Meanwhile, other lawmakers have weighed in on whether or not the quo warranto route is a constitutional means for removing a Chief Justice. Under the Constitution, the President, Vice President and Chief Justice, as well as heads of constitutional bodies, may only be removed by impeachment.

Sen. Bam Aquino said the House and the Senate should simply be allowed to do their constitutional duties in the impeachment process.

Similar views were raised earlier by Minority Leader Franklin Drilon, Kiko Pangilinan, Antonio Trillanes IV and Risa Hontiveros.


The camp of Sereno said the Supreme Court should not entertain the quo warranto petition “for it has absolutely no basis in law and in the Constitution.”

The SC “should dismiss the petition outright on the basis that quo warranto is not a proper remedy. Under the 1987 Constitution, the Chief Justice may only be removed from office upon impeachment by the House of Representatives and conviction by the Senate, sitting as an impeachment court,” said the lawyers for Sereno.

“The instant action for quo warranto against the Chief Justice is devoid of basis, not to mention that the one-year prescriptive period for filing such action has long prescribed pursuant to Section 11 of Rule 66 of the Rules of Court,” they added.

Here’s the rest of their argument: “The Supreme Court, guided by its pronouncements in Jarque v. Ombudsman, In Re: Raul M. Gonzales and Cuenco v. Fernan, had laid down the rule that an impeachable officer, who is a member of the Bar, cannot be disbarred without first being impeached. The same principle applies to the quo warranto case filed against the Chief Justice. As pointed out in Cuenco v. Fernan, to grant a complaint for disbarment of a member of the Supreme Court—particularly then Associate Justice Marcelo Fernan, who later became Chief Justice— during his incumbency, would in effect be to circumvent and hence to run afoul of the constitutional mandate that members of the Court may be removed from office only by impeachment for and conviction of certain offenses listed in Article XI (2) of the Constitution.

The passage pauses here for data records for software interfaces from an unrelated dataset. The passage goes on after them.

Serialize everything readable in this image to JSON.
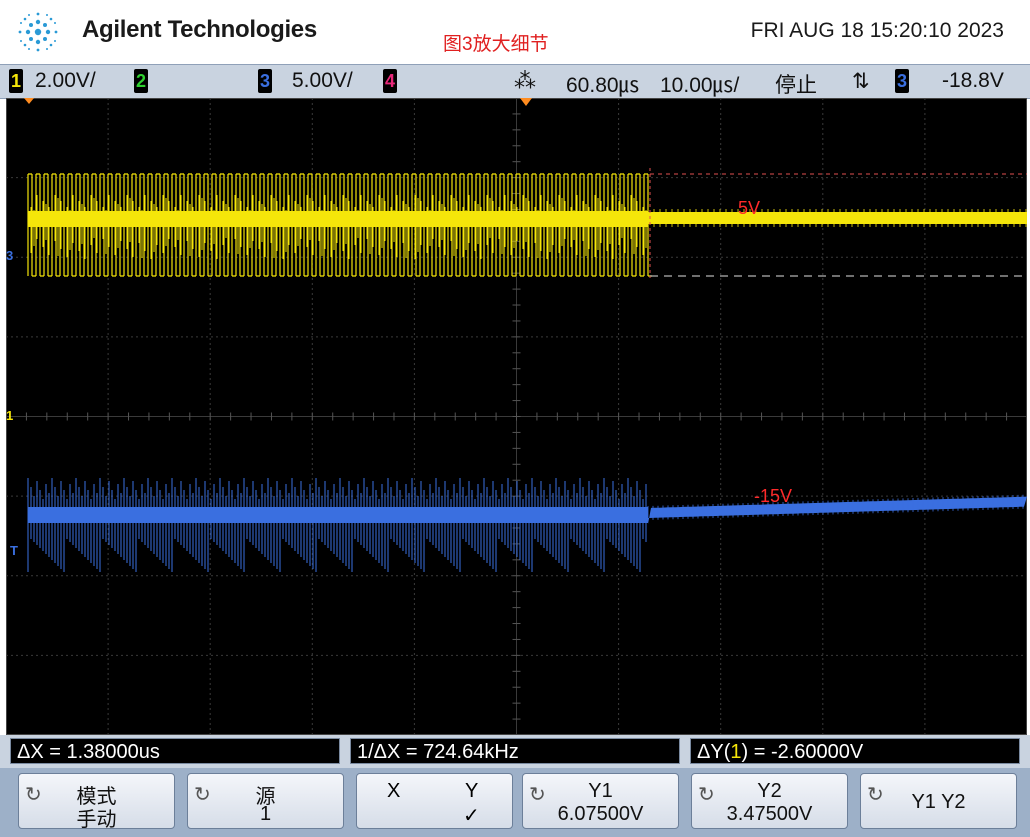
{
  "header": {
    "brand": "Agilent Technologies",
    "annotation": "图3放大细节",
    "datetime": "FRI AUG 18 15:20:10 2023"
  },
  "status": {
    "ch1_num": "1",
    "ch1_scale": "2.00V/",
    "ch2_num": "2",
    "ch3_num": "3",
    "ch3_scale": "5.00V/",
    "ch4_num": "4",
    "time_delay": "60.80㎲",
    "time_scale": "10.00㎲/",
    "run_state": "停止",
    "trigger_edge": "⇅",
    "trig_src_num": "3",
    "trig_level": "-18.8V"
  },
  "screen": {
    "label_top": "5V",
    "label_bottom": "-15V",
    "marker_ch3": "3",
    "marker_ch1": "1",
    "marker_trig": "T"
  },
  "readouts": {
    "delta_x": "ΔX = 1.38000us",
    "inv_delta_x": "1/ΔX = 724.64kHz",
    "delta_y_prefix": "ΔY(",
    "delta_y_ch": "1",
    "delta_y_suffix": ") = -2.60000V"
  },
  "softkeys": [
    {
      "l1": "模式",
      "l2": "手动"
    },
    {
      "l1": "源",
      "l2": "1"
    },
    {
      "x": "X",
      "y": "Y",
      "check": "✓"
    },
    {
      "l1": "Y1",
      "l2": "6.07500V"
    },
    {
      "l1": "Y2",
      "l2": "3.47500V"
    },
    {
      "l1": "Y1 Y2"
    }
  ],
  "colors": {
    "ch1": "#f5e60a",
    "ch2": "#2fd02f",
    "ch3": "#3a6fe0",
    "ch4": "#e8287a",
    "annotation": "#e02020"
  }
}
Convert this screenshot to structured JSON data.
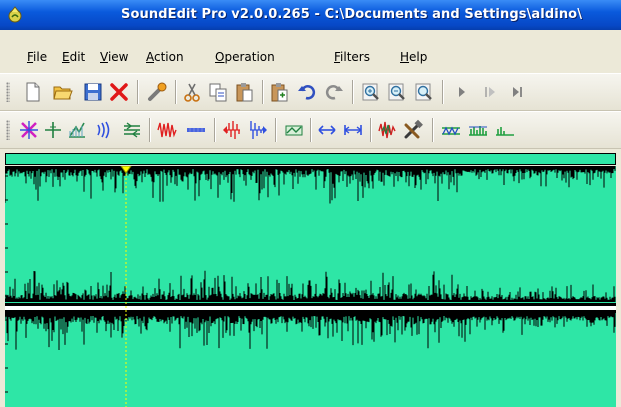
{
  "window": {
    "title": "SoundEdit Pro v2.0.0.265 - C:\\Documents and Settings\\aldino\\"
  },
  "menu": {
    "items": [
      {
        "accel": "F",
        "rest": "ile"
      },
      {
        "accel": "E",
        "rest": "dit"
      },
      {
        "accel": "V",
        "rest": "iew"
      },
      {
        "accel": "A",
        "rest": "ction"
      },
      {
        "accel": "O",
        "rest": "peration"
      },
      {
        "accel": "F",
        "rest": "ilters"
      },
      {
        "accel": "H",
        "rest": "elp"
      }
    ]
  },
  "toolbar1": {
    "icons": [
      "new-file-icon",
      "open-folder-icon",
      "save-icon",
      "delete-icon",
      "wrench-icon",
      "cut-icon",
      "copy-icon",
      "paste-icon",
      "paste-special-icon",
      "undo-icon",
      "redo-icon",
      "zoom-in-icon",
      "zoom-out-icon",
      "zoom-fit-icon",
      "play-icon",
      "play-selection-icon",
      "play-to-end-icon"
    ]
  },
  "toolbar2": {
    "icons": [
      "cross-edit-icon",
      "plus-cursor-icon",
      "amplify-icon",
      "echo-icon",
      "normalize-icon",
      "noise-icon",
      "silence-icon",
      "reverse-icon",
      "fade-icon",
      "envelope-icon",
      "stretch-icon",
      "trim-icon",
      "vocal-icon",
      "tools-icon",
      "filter-icon",
      "equalizer-icon",
      "effect-icon"
    ]
  },
  "colors": {
    "wave_background": "#2EE6A6",
    "waveform": "#000000",
    "cursor": "#FFFF00",
    "title_bar": "#0A5ADC"
  }
}
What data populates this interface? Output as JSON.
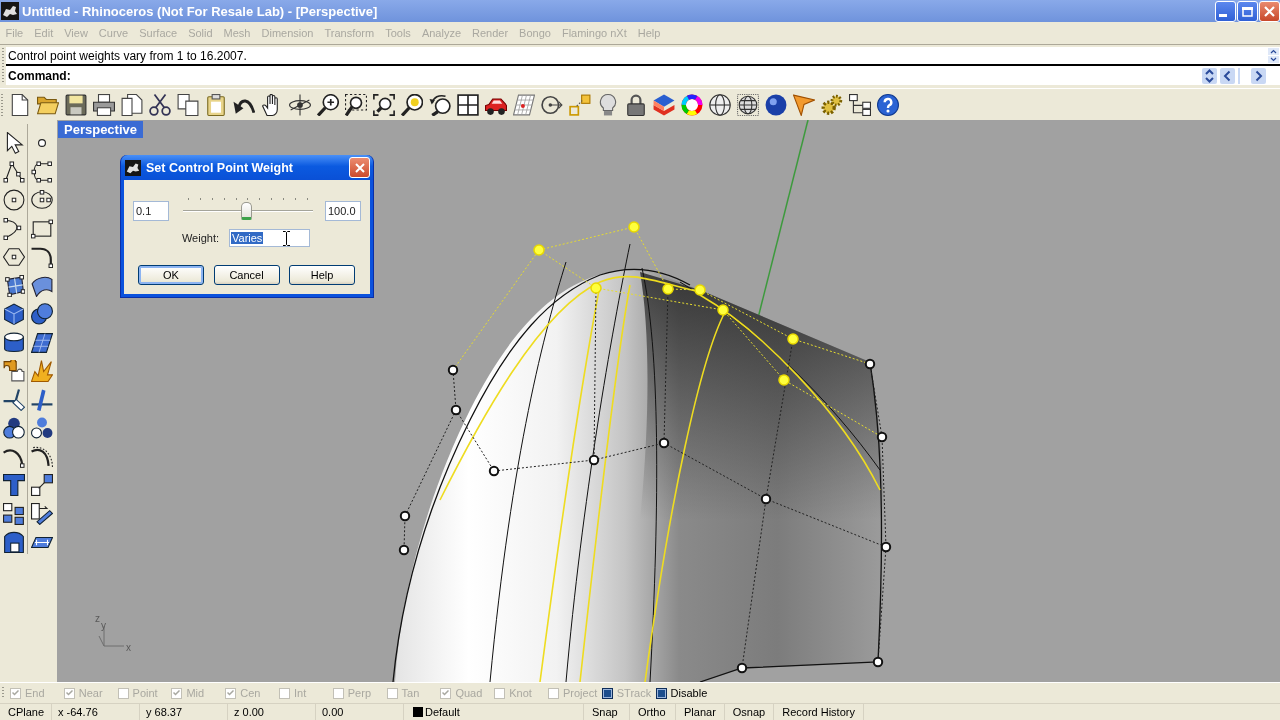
{
  "window": {
    "title": "Untitled - Rhinoceros (Not For Resale Lab) - [Perspective]"
  },
  "menu": [
    {
      "label": "File",
      "disabled": true
    },
    {
      "label": "Edit",
      "disabled": true
    },
    {
      "label": "View",
      "disabled": true
    },
    {
      "label": "Curve",
      "disabled": true
    },
    {
      "label": "Surface",
      "disabled": true
    },
    {
      "label": "Solid",
      "disabled": true
    },
    {
      "label": "Mesh",
      "disabled": true
    },
    {
      "label": "Dimension",
      "disabled": true
    },
    {
      "label": "Transform",
      "disabled": true
    },
    {
      "label": "Tools",
      "disabled": true
    },
    {
      "label": "Analyze",
      "disabled": true
    },
    {
      "label": "Render",
      "disabled": true
    },
    {
      "label": "Bongo",
      "disabled": true
    },
    {
      "label": "Flamingo nXt",
      "disabled": true
    },
    {
      "label": "Help",
      "disabled": true
    }
  ],
  "command_area": {
    "history": "Control point weights vary from 1 to 16.2007.",
    "prompt": "Command:"
  },
  "viewport": {
    "tab": "Perspective",
    "axis_labels": [
      "z",
      "y",
      "x"
    ],
    "control_points": [
      {
        "selected": false
      },
      {
        "selected": true
      },
      {
        "selected": true
      },
      {
        "selected": false
      },
      {
        "selected": true
      },
      {
        "selected": true
      },
      {
        "selected": true
      },
      {
        "selected": true
      },
      {
        "selected": true
      },
      {
        "selected": true
      },
      {
        "selected": false
      },
      {
        "selected": false
      },
      {
        "selected": false
      },
      {
        "selected": false
      },
      {
        "selected": false
      },
      {
        "selected": false
      },
      {
        "selected": false
      },
      {
        "selected": false
      },
      {
        "selected": false
      },
      {
        "selected": false
      },
      {
        "selected": false
      }
    ]
  },
  "dialog": {
    "title": "Set Control Point Weight",
    "min_value": "0.1",
    "max_value": "100.0",
    "slider": {
      "level": 0.49
    },
    "weight_label": "Weight:",
    "weight_field": {
      "value": "Varies",
      "selected": true
    },
    "buttons": [
      {
        "label": "OK",
        "default": true
      },
      {
        "label": "Cancel",
        "default": false
      },
      {
        "label": "Help",
        "default": false
      }
    ]
  },
  "osnap_bar": [
    {
      "label": "End",
      "kind": "osnap",
      "checked": true,
      "disabled": true
    },
    {
      "label": "Near",
      "kind": "osnap",
      "checked": true,
      "disabled": true
    },
    {
      "label": "Point",
      "kind": "osnap",
      "checked": false,
      "disabled": true
    },
    {
      "label": "Mid",
      "kind": "osnap",
      "checked": true,
      "disabled": true
    },
    {
      "label": "Cen",
      "kind": "osnap",
      "checked": true,
      "disabled": true
    },
    {
      "label": "Int",
      "kind": "osnap",
      "checked": false,
      "disabled": true
    },
    {
      "label": "Perp",
      "kind": "osnap",
      "checked": false,
      "disabled": true
    },
    {
      "label": "Tan",
      "kind": "osnap",
      "checked": false,
      "disabled": true
    },
    {
      "label": "Quad",
      "kind": "osnap",
      "checked": true,
      "disabled": true
    },
    {
      "label": "Knot",
      "kind": "osnap",
      "checked": false,
      "disabled": true
    },
    {
      "label": "Project",
      "kind": "toggle",
      "checked": false,
      "disabled": true
    },
    {
      "label": "STrack",
      "kind": "toggle",
      "checked": true,
      "disabled": true
    },
    {
      "label": "Disable",
      "kind": "toggle",
      "checked": true,
      "disabled": false
    }
  ],
  "status_bar": [
    {
      "kind": "label",
      "text": "CPlane"
    },
    {
      "kind": "coordinate",
      "text": "x -64.76"
    },
    {
      "kind": "coordinate",
      "text": "y 68.37"
    },
    {
      "kind": "coordinate",
      "text": "z 0.00"
    },
    {
      "kind": "coordinate",
      "text": "0.00"
    },
    {
      "kind": "layer",
      "text": "Default",
      "color": "#000000"
    },
    {
      "kind": "toggle",
      "text": "Snap"
    },
    {
      "kind": "toggle",
      "text": "Ortho"
    },
    {
      "kind": "toggle",
      "text": "Planar"
    },
    {
      "kind": "toggle",
      "text": "Osnap"
    },
    {
      "kind": "toggle",
      "text": "Record History"
    }
  ]
}
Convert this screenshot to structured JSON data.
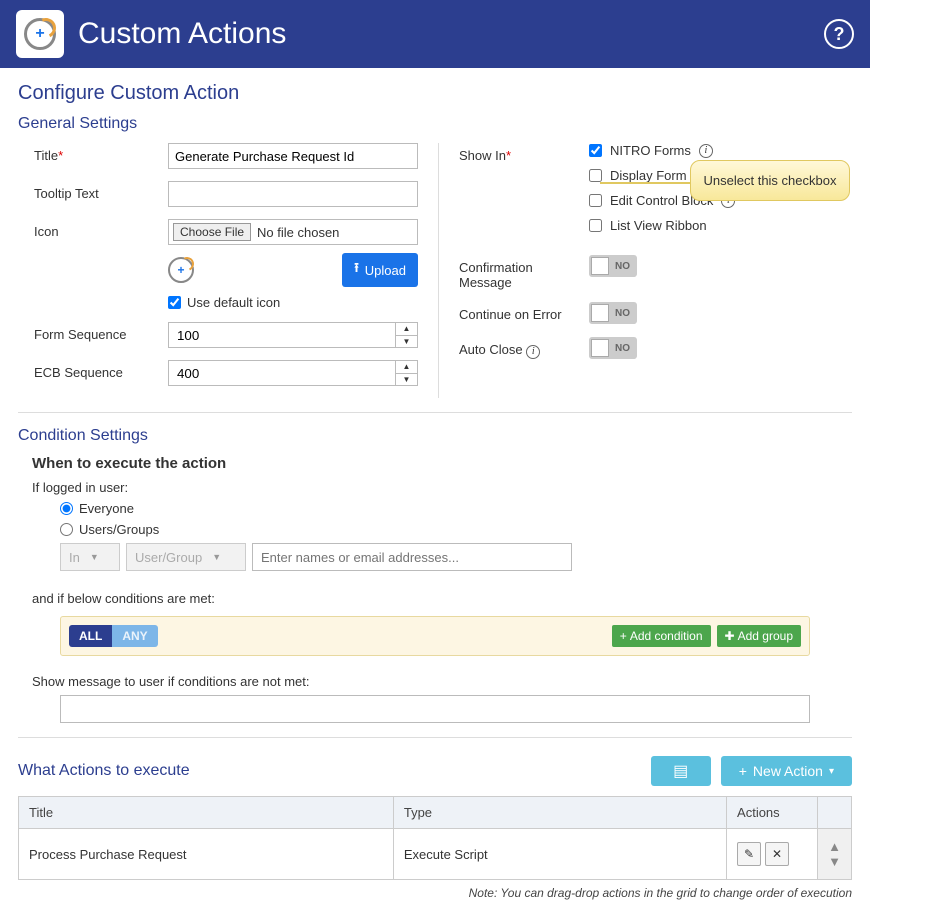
{
  "header": {
    "title": "Custom Actions"
  },
  "page_title": "Configure Custom Action",
  "general": {
    "heading": "General Settings",
    "title_label": "Title",
    "title_value": "Generate Purchase Request Id",
    "tooltip_label": "Tooltip Text",
    "tooltip_value": "",
    "icon_label": "Icon",
    "choose_file": "Choose File",
    "no_file": "No file chosen",
    "upload": "Upload",
    "use_default": "Use default icon",
    "form_seq_label": "Form Sequence",
    "form_seq_value": "100",
    "ecb_seq_label": "ECB Sequence",
    "ecb_seq_value": "400",
    "show_in_label": "Show In",
    "show_in": {
      "nitro": "NITRO Forms",
      "display": "Display Form",
      "ecb": "Edit Control Block",
      "ribbon": "List View Ribbon"
    },
    "confirm_label": "Confirmation Message",
    "continue_label": "Continue on Error",
    "autoclose_label": "Auto Close",
    "toggle_no": "NO"
  },
  "condition": {
    "heading": "Condition Settings",
    "when": "When to execute the action",
    "if_user": "If logged in user:",
    "everyone": "Everyone",
    "usersgroups": "Users/Groups",
    "in": "In",
    "usergroup": "User/Group",
    "names_placeholder": "Enter names or email addresses...",
    "and_if": "and if below conditions are met:",
    "all": "ALL",
    "any": "ANY",
    "add_condition": "Add condition",
    "add_group": "Add group",
    "show_msg": "Show message to user if conditions are not met:"
  },
  "actions": {
    "heading": "What Actions to execute",
    "new_action": "New Action",
    "cols": {
      "title": "Title",
      "type": "Type",
      "actions": "Actions"
    },
    "rows": [
      {
        "title": "Process Purchase Request",
        "type": "Execute Script"
      }
    ],
    "note": "Note: You can drag-drop actions in the grid to change order of execution"
  },
  "callout": "Unselect this checkbox"
}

“The 1987 Constitution is crystal clear: it explicitly states that (1) an impeachable official can only be removed from office by impeachment; (2) that the sole power to impeach an official belongs to the House of Representatives; and (3) the sole court for impeachment trials is the Senate. Any attempt to remove the Chief Justice that does not fall under these parameters is patently unconstitutional. All attempts to unseat the Chief Justice via extra-constitutional means make a mockery of the impeachment proceedings in the House of Representatives and, subsequently, the impeachment trial in the Senate.

“Art. XI Section 2. The President, the Vice-President, the Members of the Supreme Court, the Members of the Constitutional Commissions, and the Ombudsman may be removed from office on impeachment for, and conviction of, culpable violation of the Constitution, treason, bribery, graft and corruption, other high crimes, or betrayal of public trust. All other public officers and employees may be removed from office as provided by law, but not by impeachment.

The chief justice’s camp viewed the action by the Solicitor General as “part and parcel of the grand plan to harass, malign and humiliate the Chief Justice to force her to resign because her detractors know that the impeachment case, which was built on lies, won’t stand a chance in the Senate.”

Sereno’s camp said she “is ready to face trial and disprove all allegations against her before the Senate, which is the only body or institution that can remove her from office via two-thirds vote of all its members. She will not back down in her fight for truth and justice.”